Unfortunately one of the biggest problems with SSDs is that for years they've been extraordinarily expensive – so expensive that only the likes of the military have been able to afford them. The good news is that they're finally coming down to a price point that even SMBs can swallow. Today you can purchase SSDs in new laptops and the storage technology behind SSDs exists in mobile phones, MP3 players, and USB thumb drives.
But are SSDs a good match for SQL Server? Before I can answer that question, I'll start at the very beginning with a look at how SSDs work.
SSDs come in one of four form factors: SATA, PCI Express, SAS, and Fibre Channel. Generally you'll find SATA drives in notebooks and desktops ($), PCI Express drives in servers ($$), and SAS & Fibre Channel drives in SANS ($$$). PCI Express based drives are usually not bootable and require some sort of driver or software install before they can be used by the OS. Also, PCI Express based drives contain their own controller card; as such if you want to put these into a RAID solution you're limited to a software based RAID.
Storage – SLC vs. MLC
Unlike HDDs which have a lot of moving parts, SSDs are all the same at heart: a bunch of NAND flash chips and no mechanical components. Data on flash memory is stored in individual memory cells made of floating gate transistors. Today's memory cells are capable of storing either two or four states. Cells that store two states are called Single Level Cell (SLC) and hold one bit (e.g. 0 or 1). Cells that store four states are called Multi Level Cell (MLC) and hold two bits. Because SLC stores less data per cell than MLC it not only costs more to manufacture but requires a larger physical footprint to store the same amount of memory as its MLC counterpart so consequently you pay (a lot) more for an SLC based SSD.
NAND flash has a limited number of times that it can be written to before it fails. SLC based flash have a lifetime of approximately 100,000 writes per cell and MLC's lifetime is around 3,000-10,000 writes per cell. A technique called wear levelling is used to avoid burning out a cell by ensuring that writes take place evenly across all cells on the SSD. A simple example is a least recently used (LRU) queue, but every manufacturer has their own wear levelling "secret sauce" to maximize the life of their drive.

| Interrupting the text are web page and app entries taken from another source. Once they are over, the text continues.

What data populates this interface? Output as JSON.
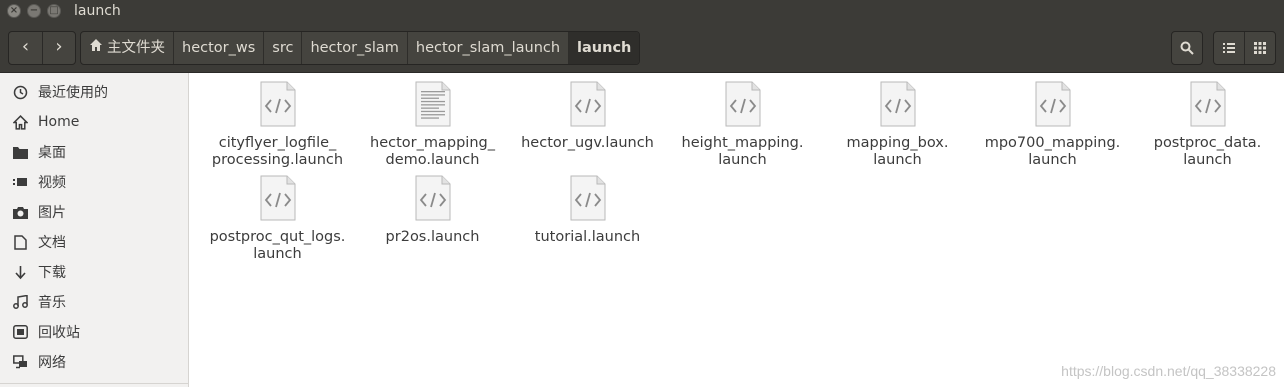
{
  "window": {
    "title": "launch",
    "close_glyph": "×",
    "minimize_glyph": "−",
    "maximize_glyph": "□"
  },
  "toolbar": {
    "back_glyph": "‹",
    "forward_glyph": "›",
    "breadcrumbs": [
      "主文件夹",
      "hector_ws",
      "src",
      "hector_slam",
      "hector_slam_launch",
      "launch"
    ],
    "search_icon": "search-icon",
    "list_view_icon": "list-view-icon",
    "grid_view_icon": "grid-view-icon"
  },
  "sidebar": {
    "items": [
      {
        "label": "最近使用的",
        "icon": "recent-icon"
      },
      {
        "label": "Home",
        "icon": "home-icon"
      },
      {
        "label": "桌面",
        "icon": "desktop-folder-icon"
      },
      {
        "label": "视频",
        "icon": "video-icon"
      },
      {
        "label": "图片",
        "icon": "camera-icon"
      },
      {
        "label": "文档",
        "icon": "document-icon"
      },
      {
        "label": "下载",
        "icon": "download-icon"
      },
      {
        "label": "音乐",
        "icon": "music-icon"
      },
      {
        "label": "回收站",
        "icon": "trash-icon"
      },
      {
        "label": "网络",
        "icon": "network-icon"
      }
    ]
  },
  "files": [
    {
      "line1": "cityflyer_logfile_",
      "line2": "processing.launch",
      "icon": "code-file-icon"
    },
    {
      "line1": "hector_mapping_",
      "line2": "demo.launch",
      "icon": "text-file-icon"
    },
    {
      "line1": "hector_ugv.launch",
      "line2": "",
      "icon": "code-file-icon"
    },
    {
      "line1": "height_mapping.",
      "line2": "launch",
      "icon": "code-file-icon"
    },
    {
      "line1": "mapping_box.",
      "line2": "launch",
      "icon": "code-file-icon"
    },
    {
      "line1": "mpo700_mapping.",
      "line2": "launch",
      "icon": "code-file-icon"
    },
    {
      "line1": "postproc_data.",
      "line2": "launch",
      "icon": "code-file-icon"
    },
    {
      "line1": "postproc_qut_logs.",
      "line2": "launch",
      "icon": "code-file-icon"
    },
    {
      "line1": "pr2os.launch",
      "line2": "",
      "icon": "code-file-icon"
    },
    {
      "line1": "tutorial.launch",
      "line2": "",
      "icon": "code-file-icon"
    }
  ],
  "watermark": "https://blog.csdn.net/qq_38338228"
}
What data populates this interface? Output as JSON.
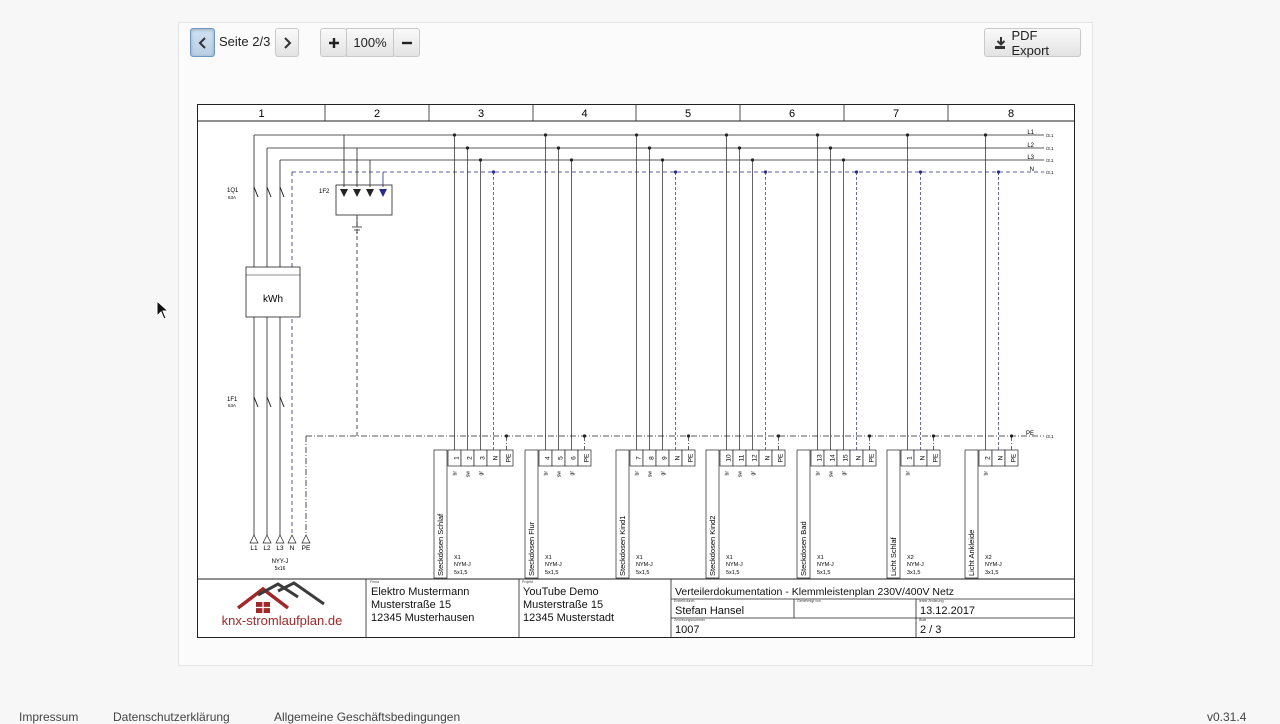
{
  "toolbar": {
    "prev_icon": "chevron-left-icon",
    "next_icon": "chevron-right-icon",
    "page_label": "Seite 2/3",
    "zoom_in_icon": "plus-icon",
    "zoom_out_icon": "minus-icon",
    "zoom_level": "100%",
    "pdf_icon": "download-icon",
    "pdf_label": "PDF Export"
  },
  "grid": {
    "columns": [
      "1",
      "2",
      "3",
      "4",
      "5",
      "6",
      "7",
      "8"
    ]
  },
  "schematic": {
    "bus_labels": [
      "L1",
      "L2",
      "L3",
      "N",
      "PE"
    ],
    "bus_refs": [
      "/3.1",
      "/3.1",
      "/3.1",
      "/3.1",
      "/3.1"
    ],
    "main_switch": {
      "id": "1Q1",
      "rating": "63A"
    },
    "rcd": {
      "id": "1F1",
      "rating": "63A"
    },
    "spd": {
      "id": "1F2"
    },
    "meter_label": "kWh",
    "feed_terminals": [
      "L1",
      "L2",
      "L3",
      "N",
      "PE"
    ],
    "feed_cable": {
      "type": "NYY-J",
      "size": "5x16"
    },
    "terminal_groups": [
      {
        "name": "Steckdosen Schlaf",
        "terminals": [
          "1",
          "2",
          "3",
          "N",
          "PE"
        ],
        "wires": [
          "br",
          "sw",
          "gr"
        ],
        "strip": "X1",
        "cable": "NYM-J",
        "size": "5x1,5"
      },
      {
        "name": "Steckdosen Flur",
        "terminals": [
          "4",
          "5",
          "6",
          "PE"
        ],
        "wires": [
          "br",
          "sw",
          "gr"
        ],
        "strip": "X1",
        "cable": "NYM-J",
        "size": "5x1,5"
      },
      {
        "name": "Steckdosen Kind1",
        "terminals": [
          "7",
          "8",
          "9",
          "N",
          "PE"
        ],
        "wires": [
          "br",
          "sw",
          "gr"
        ],
        "strip": "X1",
        "cable": "NYM-J",
        "size": "5x1,5"
      },
      {
        "name": "Steckdosen Kind2",
        "terminals": [
          "10",
          "11",
          "12",
          "N",
          "PE"
        ],
        "wires": [
          "br",
          "sw",
          "gr"
        ],
        "strip": "X1",
        "cable": "NYM-J",
        "size": "5x1,5"
      },
      {
        "name": "Steckdosen Bad",
        "terminals": [
          "13",
          "14",
          "15",
          "N",
          "PE"
        ],
        "wires": [
          "br",
          "sw",
          "gr"
        ],
        "strip": "X1",
        "cable": "NYM-J",
        "size": "5x1,5"
      },
      {
        "name": "Licht Schlaf",
        "terminals": [
          "1",
          "N",
          "PE"
        ],
        "wires": [
          "br"
        ],
        "strip": "X2",
        "cable": "NYM-J",
        "size": "3x1,5"
      },
      {
        "name": "Licht Ankleide",
        "terminals": [
          "2",
          "N",
          "PE"
        ],
        "wires": [
          "br"
        ],
        "strip": "X2",
        "cable": "NYM-J",
        "size": "3x1,5"
      }
    ]
  },
  "title_block": {
    "brand": "knx-stromlaufplan.de",
    "firma_caption": "Firma",
    "firma": [
      "Elektro Mustermann",
      "Musterstraße 15",
      "12345 Musterhausen"
    ],
    "projekt_caption": "Projekt",
    "projekt": [
      "YouTube Demo",
      "Musterstraße 15",
      "12345 Musterstadt"
    ],
    "doc_title": "Verteilerdokumentation - Klemmleistenplan 230V/400V Netz",
    "erstellt_caption": "Erstellt durch",
    "erstellt": "Stefan Hansel",
    "genehmigt_caption": "Genehmigt von",
    "aenderung_caption": "letzte Änderung",
    "date": "13.12.2017",
    "zeichnung_caption": "Zeichnungsnummer",
    "drawing_number": "1007",
    "blatt_caption": "Blatt",
    "sheet": "2 / 3"
  },
  "footer": {
    "links": [
      "Impressum",
      "Datenschutzerklärung",
      "Allgemeine Geschäftsbedingungen"
    ],
    "version": "v0.31.4"
  },
  "colors": {
    "accent": "#6c98c6",
    "logo_red": "#a0282a",
    "logo_dark": "#3c3c3c",
    "spd_blue": "#2a2a8a"
  }
}
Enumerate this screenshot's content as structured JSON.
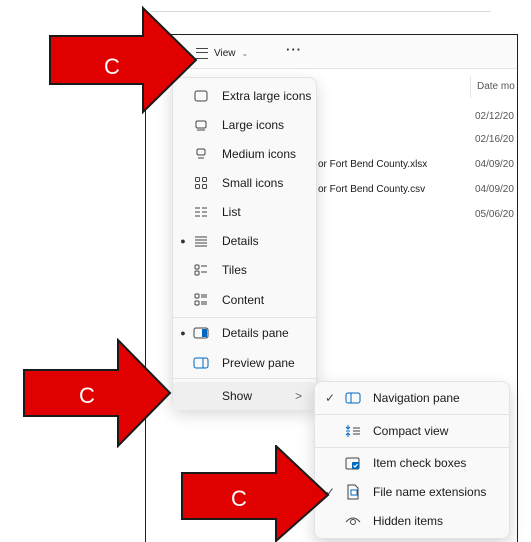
{
  "toolbar": {
    "view_label": "View",
    "more_label": "···"
  },
  "file_list": {
    "date_header": "Date mo",
    "rows": [
      {
        "name": "",
        "date": "02/12/20"
      },
      {
        "name": "",
        "date": "02/16/20"
      },
      {
        "name": "or Fort Bend County.xlsx",
        "date": "04/09/20"
      },
      {
        "name": "or Fort Bend County.csv",
        "date": "04/09/20"
      },
      {
        "name": "",
        "date": "05/06/20"
      }
    ]
  },
  "view_menu": {
    "items": [
      {
        "label": "Extra large icons",
        "icon": "extra-large-icons-icon",
        "selected": false
      },
      {
        "label": "Large icons",
        "icon": "large-icons-icon",
        "selected": false
      },
      {
        "label": "Medium icons",
        "icon": "medium-icons-icon",
        "selected": false
      },
      {
        "label": "Small icons",
        "icon": "small-icons-icon",
        "selected": false
      },
      {
        "label": "List",
        "icon": "list-icon",
        "selected": false
      },
      {
        "label": "Details",
        "icon": "details-icon",
        "selected": true
      },
      {
        "label": "Tiles",
        "icon": "tiles-icon",
        "selected": false
      },
      {
        "label": "Content",
        "icon": "content-icon",
        "selected": false
      }
    ],
    "panes": [
      {
        "label": "Details pane",
        "icon": "details-pane-icon",
        "selected": true
      },
      {
        "label": "Preview pane",
        "icon": "preview-pane-icon",
        "selected": false
      }
    ],
    "show_label": "Show",
    "show_chevron": ">"
  },
  "show_menu": {
    "items": [
      {
        "label": "Navigation pane",
        "icon": "navigation-pane-icon",
        "checked": true
      },
      {
        "label": "Compact view",
        "icon": "compact-view-icon",
        "checked": false
      },
      {
        "label": "Item check boxes",
        "icon": "item-check-boxes-icon",
        "checked": false
      },
      {
        "label": "File name extensions",
        "icon": "file-name-extensions-icon",
        "checked": true
      },
      {
        "label": "Hidden items",
        "icon": "hidden-items-icon",
        "checked": false
      }
    ]
  },
  "annotations": {
    "arrow_1_letter": "C",
    "arrow_2_letter": "C",
    "arrow_3_letter": "C",
    "arrow_color": "#e00000"
  },
  "colors": {
    "accent_blue": "#0067c0",
    "menu_bg": "#f9f9f9"
  }
}
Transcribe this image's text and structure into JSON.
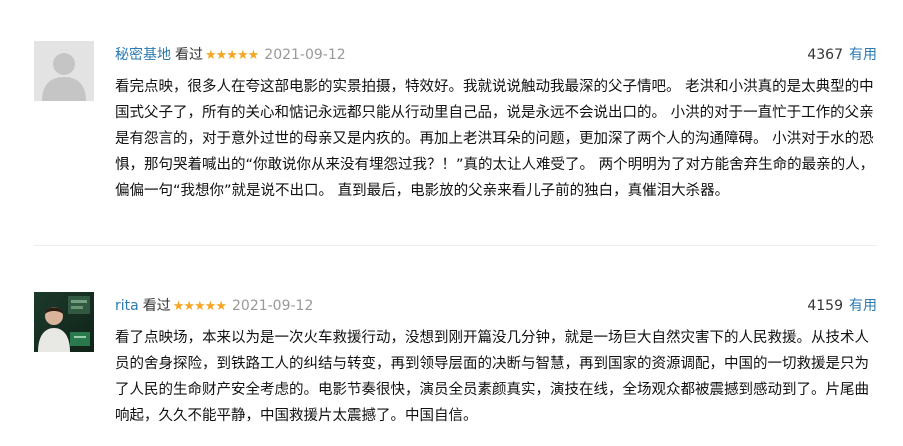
{
  "reviews": [
    {
      "user": "秘密基地",
      "status": "看过",
      "stars": "★★★★★",
      "date": "2021-09-12",
      "votes": "4367",
      "useful_label": "有用",
      "content": "看完点映，很多人在夸这部电影的实景拍摄，特效好。我就说说触动我最深的父子情吧。 老洪和小洪真的是太典型的中国式父子了，所有的关心和惦记永远都只能从行动里自己品，说是永远不会说出口的。 小洪的对于一直忙于工作的父亲是有怨言的，对于意外过世的母亲又是内疚的。再加上老洪耳朵的问题，更加深了两个人的沟通障碍。 小洪对于水的恐惧，那句哭着喊出的“你敢说你从来没有埋怨过我？！”真的太让人难受了。 两个明明为了对方能舍弃生命的最亲的人，偏偏一句“我想你”就是说不出口。 直到最后，电影放的父亲来看儿子前的独白，真催泪大杀器。"
    },
    {
      "user": "rita",
      "status": "看过",
      "stars": "★★★★★",
      "date": "2021-09-12",
      "votes": "4159",
      "useful_label": "有用",
      "content": "看了点映场，本来以为是一次火车救援行动，没想到刚开篇没几分钟，就是一场巨大自然灾害下的人民救援。从技术人员的舍身探险，到铁路工人的纠结与转变，再到领导层面的决断与智慧，再到国家的资源调配，中国的一切救援是只为了人民的生命财产安全考虑的。电影节奏很快，演员全员素颜真实，演技在线，全场观众都被震撼到感动到了。片尾曲响起，久久不能平静，中国救援片太震撼了。中国自信。"
    }
  ],
  "colors": {
    "link": "#2a7ab0",
    "star": "#f5a623",
    "date": "#999999",
    "divider": "#eeeeee"
  },
  "icons": {
    "review1_avatar": "default-user-avatar-icon",
    "review2_avatar": "user-photo-avatar"
  }
}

Eventually cells do fail for one reason or another, so to counter this manufacturers add extra capacity to their drives that isn't available to the OS. For example, if you buy a 120 GB drive there may actually be 144 GB of capacity (e.g. 20% extra) on the board. This is known as "over provisioning".
When data is deleted from an SSD it isn't really deleted – it's just marked as not in use…in order to reuse the space safely the SSD needs to be told it's OK to overwrite. This is referred to as a TRIM command, and prior to Windows 7 & Windows 2008 R2 implementation of TRIM was left to each SSD manufacturer (Win7 & 2008 R2 now support this as part of the OS). Some implementations required massive amounts of RAM, and in some cases very undesirable things could happen to performance (or to the drive itself) if there wasn't enough RAM available. TRIM is a background process and not something that you need to be concerned about running manually.
Know that you know the fundamentals of how SSDs work, let's talk performance. In part 2 of this series I will take a look at how the ioDrive, a PCI Express based solution from Fusion IO, handles SQL Server activity.
Note: This post is part of T-SQL Tuesday #004 which is focused on IO this week. Follow the link to check out the other IO related posts from some great SQL bloggers!